The Stanislaus County Sheriff’s Department is investigating a report of a Thursday incident of trespassing and vandalism at the Gurdwara Sahib Sikh Temple on Hatch Road near Hughson and assault of one of the church leaders.
Amarjit Singh, who is head priest with brother, Majit Singh, reported that he was in his bedroom on the temple grounds at 9:30 p.m. when he heard the glass break in two bedroom windows. When he peeked under the blinds to see what happened, he was punched in the neck by an assailant, he told deputies. Singh claims that the assailant told him to go back to his native country and cussed him out before fleeing.

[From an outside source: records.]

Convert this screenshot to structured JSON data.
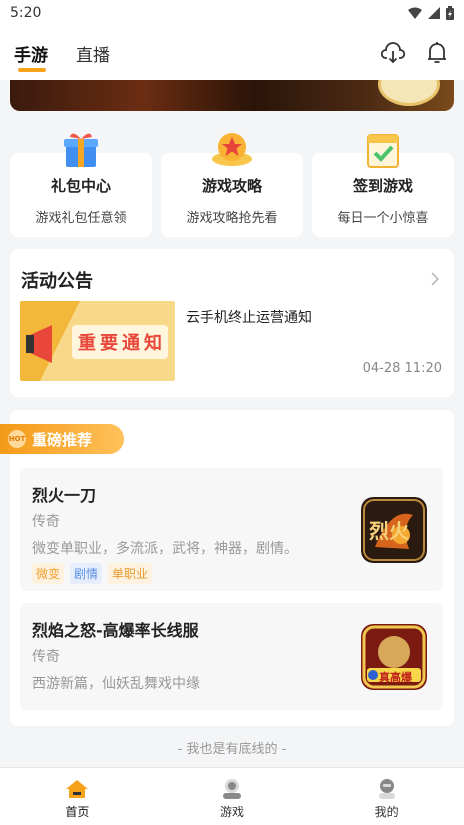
{
  "status_bar": {
    "time": "5:20",
    "icons": [
      "wifi-icon",
      "signal-icon",
      "battery-icon"
    ]
  },
  "top_nav": {
    "tabs": [
      {
        "label": "手游",
        "active": true
      },
      {
        "label": "直播",
        "active": false
      }
    ],
    "actions": [
      "download-icon",
      "bell-icon"
    ]
  },
  "quick_entries": [
    {
      "title": "礼包中心",
      "subtitle": "游戏礼包任意领",
      "icon": "gift-icon"
    },
    {
      "title": "游戏攻略",
      "subtitle": "游戏攻略抢先看",
      "icon": "star-badge-icon"
    },
    {
      "title": "签到游戏",
      "subtitle": "每日一个小惊喜",
      "icon": "calendar-check-icon"
    }
  ],
  "notice": {
    "title": "活动公告",
    "item_title": "云手机终止运营通知",
    "time": "04-28 11:20",
    "thumb_text": "重要通知"
  },
  "recommend": {
    "badge_label": "重磅推荐",
    "hot_text": "HOT",
    "games": [
      {
        "name": "烈火一刀",
        "genre": "传奇",
        "desc": "微变单职业，多流派，武将，神器，剧情。",
        "tags": [
          "微变",
          "剧情",
          "单职业"
        ],
        "thumb_text": "烈火"
      },
      {
        "name": "烈焰之怒-高爆率长线服",
        "genre": "传奇",
        "desc": "西游新篇，仙妖乱舞戏中缘",
        "tags": [],
        "thumb_text": "真高爆"
      }
    ]
  },
  "footer": {
    "text": "- 我也是有底线的 -"
  },
  "bottom_nav": {
    "items": [
      {
        "label": "首页",
        "icon": "home-icon",
        "active": true
      },
      {
        "label": "游戏",
        "icon": "game-user-icon",
        "active": false
      },
      {
        "label": "我的",
        "icon": "profile-icon",
        "active": false
      }
    ]
  },
  "colors": {
    "accent": "#f7a21b",
    "background": "#f4f5f7"
  }
}
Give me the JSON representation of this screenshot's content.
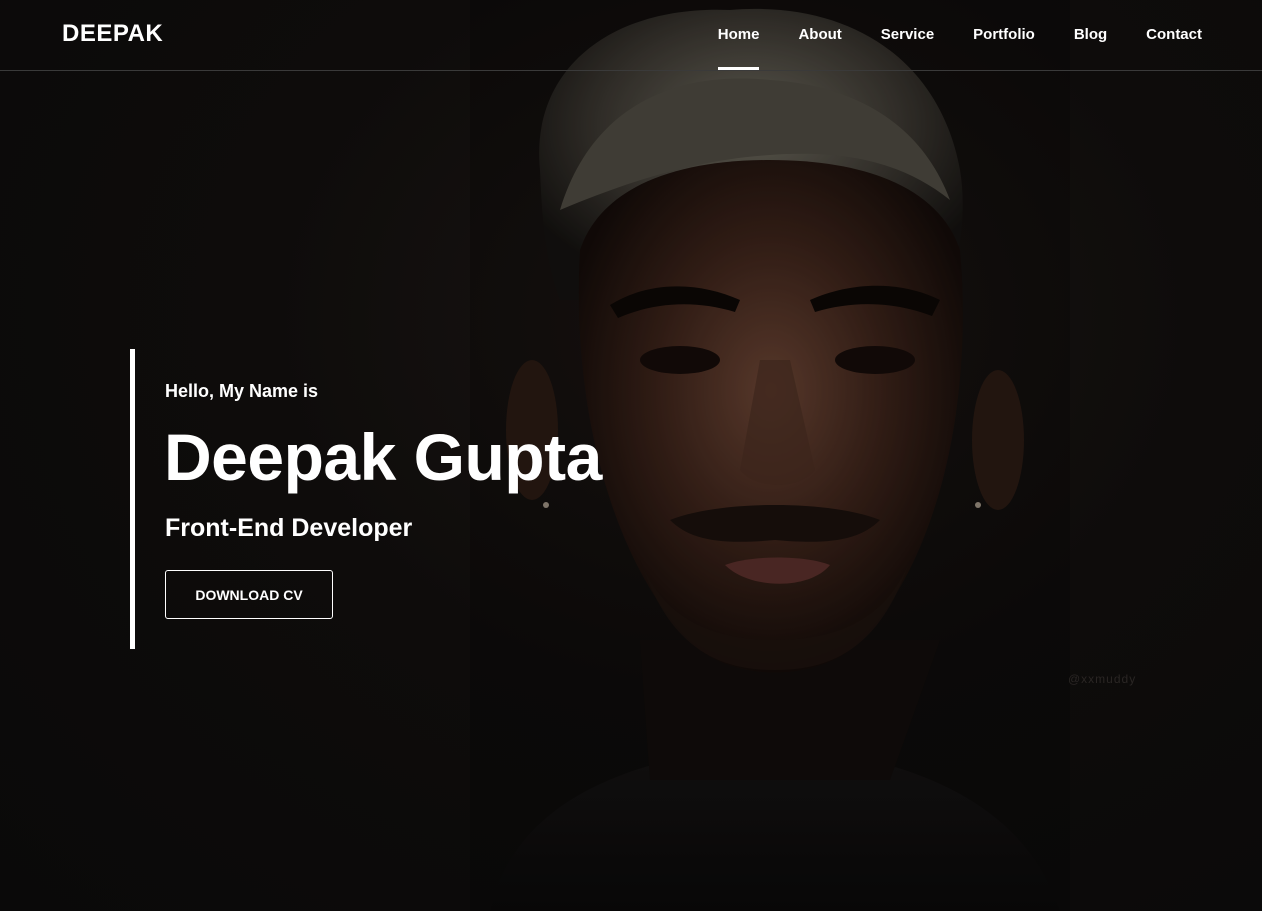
{
  "brand": {
    "logo": "DEEPAK"
  },
  "nav": {
    "items": [
      {
        "label": "Home",
        "active": true
      },
      {
        "label": "About",
        "active": false
      },
      {
        "label": "Service",
        "active": false
      },
      {
        "label": "Portfolio",
        "active": false
      },
      {
        "label": "Blog",
        "active": false
      },
      {
        "label": "Contact",
        "active": false
      }
    ]
  },
  "hero": {
    "greeting": "Hello, My Name is",
    "name": "Deepak Gupta",
    "role": "Front-End Developer",
    "cv_button": "DOWNLOAD CV",
    "watermark": "@xxmuddy"
  },
  "colors": {
    "background": "#0b0a0a",
    "text": "#ffffff",
    "divider": "#3a3a3a"
  }
}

Last week’s report, said church secretary Mani Grewal who is also a member of the Modesto City Council, was one of a string of incidences which he terms hate crimes. He said the temple cancelled its phone line years ago because it was being used by some to harass who answered. Grewal also reported that routinely some people in cars slow down as they drive past the temple west of Santa Fe Avenue to shout ethnic slurs and insults.
While Sheriff Jeff Dirkse refrained from calling the incident a hate crime pending the outcome of his department’s investigation, Congressman Josh Harder was eager to label it “a racially-motivated attack.”
Harder’s office issued this statement: “I stand with my friends in the Sikh community at this terrible time. Every American – regardless of faith – should be able to practice their religion freely and without fear of violence. This disgusting attack is not representative of who we are, and we must find the person responsible.
“This is part of a larger pattern of hate against minority communities in the Central Valley. An attack on one minority community is an attack on all minority communities – whether it’s Sikh, Latino, Muslim, LGBTQ, Assyrian, or anyone else. The Central Valley is the proud home to people of all faith traditions and we will not tolerate violence, hate, or discrimination of any kind.”
He added “we have to bring this criminal to justice and support our brothers and sisters in the Sikh community.”
Anyone with knowledge of the attack is urged to call the Stanislaus County Sheriff’s office at 552-2468.
The incident comes a month after the 7th annual Sikh American Awareness Event held at Ceres Community Center. The intent was to spread a greater understanding of the Sikh faith and dispel some common misconceptions that have made them the targets of bigotry. Approximately 400,000 Sikhs live in California with most living in the Valley.
At the June event, Harder noted how hate crimes have been inflicted on local Sikhs, including one outside of Keyes.
“These are not isolated incidences,” said Harder. “Sikhs are hundreds of times more likely to face discrimination than the average American. I think what we need to think about here is what is at the root of this problem. I think the root of hate is fear. People fear what they don’t understand. Folks sometimes associate falsely beards and turbans with terrorism. And what is at the root of fear? It’s ignorance. It’s a lack of education of the tradition of the Sikh community and the contribution that they have made to our country and to our community right here in the Valley.”
He said the solution is educating the community.